Law panel for SC benches
To make it accessible to people living in remote areas of the country the Law Commission has recommended setting up of four zonal benches and a permanent Constitution Bench of the Supreme Court, reports Satya Prakash.delhi Updated: Aug 08, 2009 00:06 IST
To make it accessible to people living in remote areas of the country the Law Commission has recommended setting up of four zonal benches and a permanent Constitution Bench of the Supreme Court.
The move will save money and time for litigants, living across the country, whose cases are pending in the apex court.
In a report submitted to Law Minister M Veerappa Moily, the Commission said the zonal benches at Delhi, Mumbai, Kolkata and Chennai or Hyderabad, would be called Cassation Courts i.e. a court of last resort and with power to quash (‘Casser’ in French) decisions of the inferior courts.
These would hear appeals arising out of the orders/judgments of high courts of the particular region, while the Constitution Bench, located in New Delhi, would deal with important constitutional issues and inter-state disputes.
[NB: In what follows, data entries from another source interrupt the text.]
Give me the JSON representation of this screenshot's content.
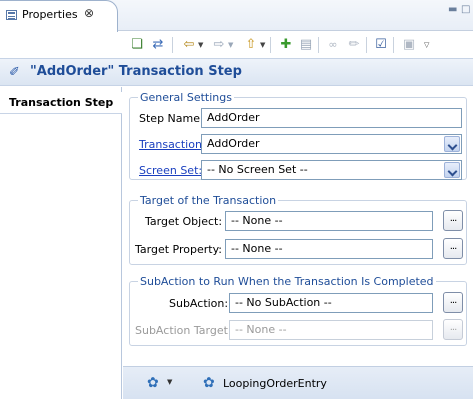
{
  "tab": {
    "label": "Properties",
    "close": "⊗"
  },
  "header": {
    "title": "\"AddOrder\" Transaction Step"
  },
  "nav": {
    "items": [
      {
        "label": "Transaction Step"
      }
    ]
  },
  "general": {
    "title": "General Settings",
    "step_name": {
      "label": "Step Name:",
      "value": "AddOrder"
    },
    "transaction": {
      "label": "Transaction:",
      "value": "AddOrder"
    },
    "screen_set": {
      "label": "Screen Set:",
      "value": "-- No Screen Set --"
    }
  },
  "target": {
    "title": "Target of the Transaction",
    "object": {
      "label": "Target Object:",
      "value": "-- None --"
    },
    "property": {
      "label": "Target Property:",
      "value": "-- None --"
    }
  },
  "subaction": {
    "title": "SubAction to Run When the Transaction Is Completed",
    "subaction": {
      "label": "SubAction:",
      "value": "-- No SubAction --"
    },
    "target": {
      "label": "SubAction Target:",
      "value": "-- None --"
    }
  },
  "browse_label": "...",
  "footer": {
    "label": "LoopingOrderEntry"
  }
}
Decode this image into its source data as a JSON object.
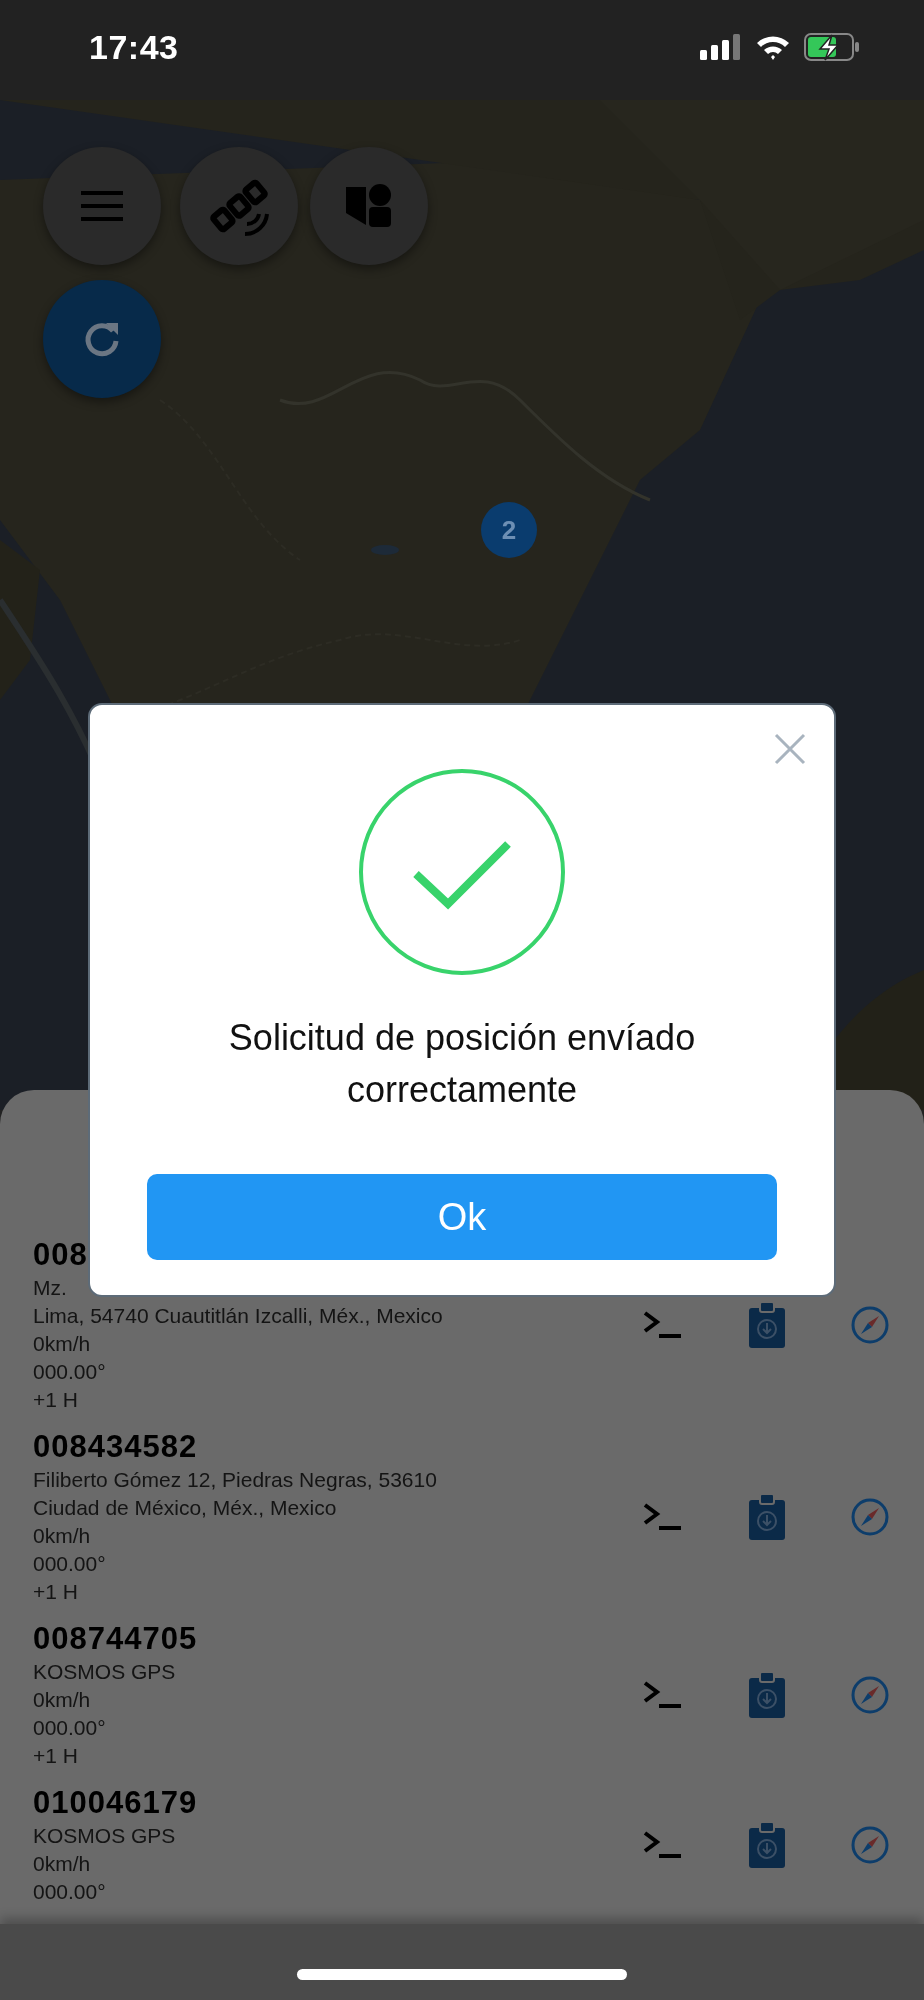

Law Commission member Tahir Mahmood told HT, “Our recommendation is based on Article 130 of the Constitution… If the government does not agree with our interpretation... it can go for a parliamentary legislation. But there is no need for a Constitutional amendment for it.”
Earlier, Chief Justice of India KG Balakrishnan had said India could have zonal benches of the apex court, if the principal bench hears only constitutional matters and inter-state disputes.
Creation of zonal benches has been a long-pending demand, particularly from the southern states. The Supreme Court Full Bench has, however, opposed the move, perhaps apprehending that it would affect its institutional integrity.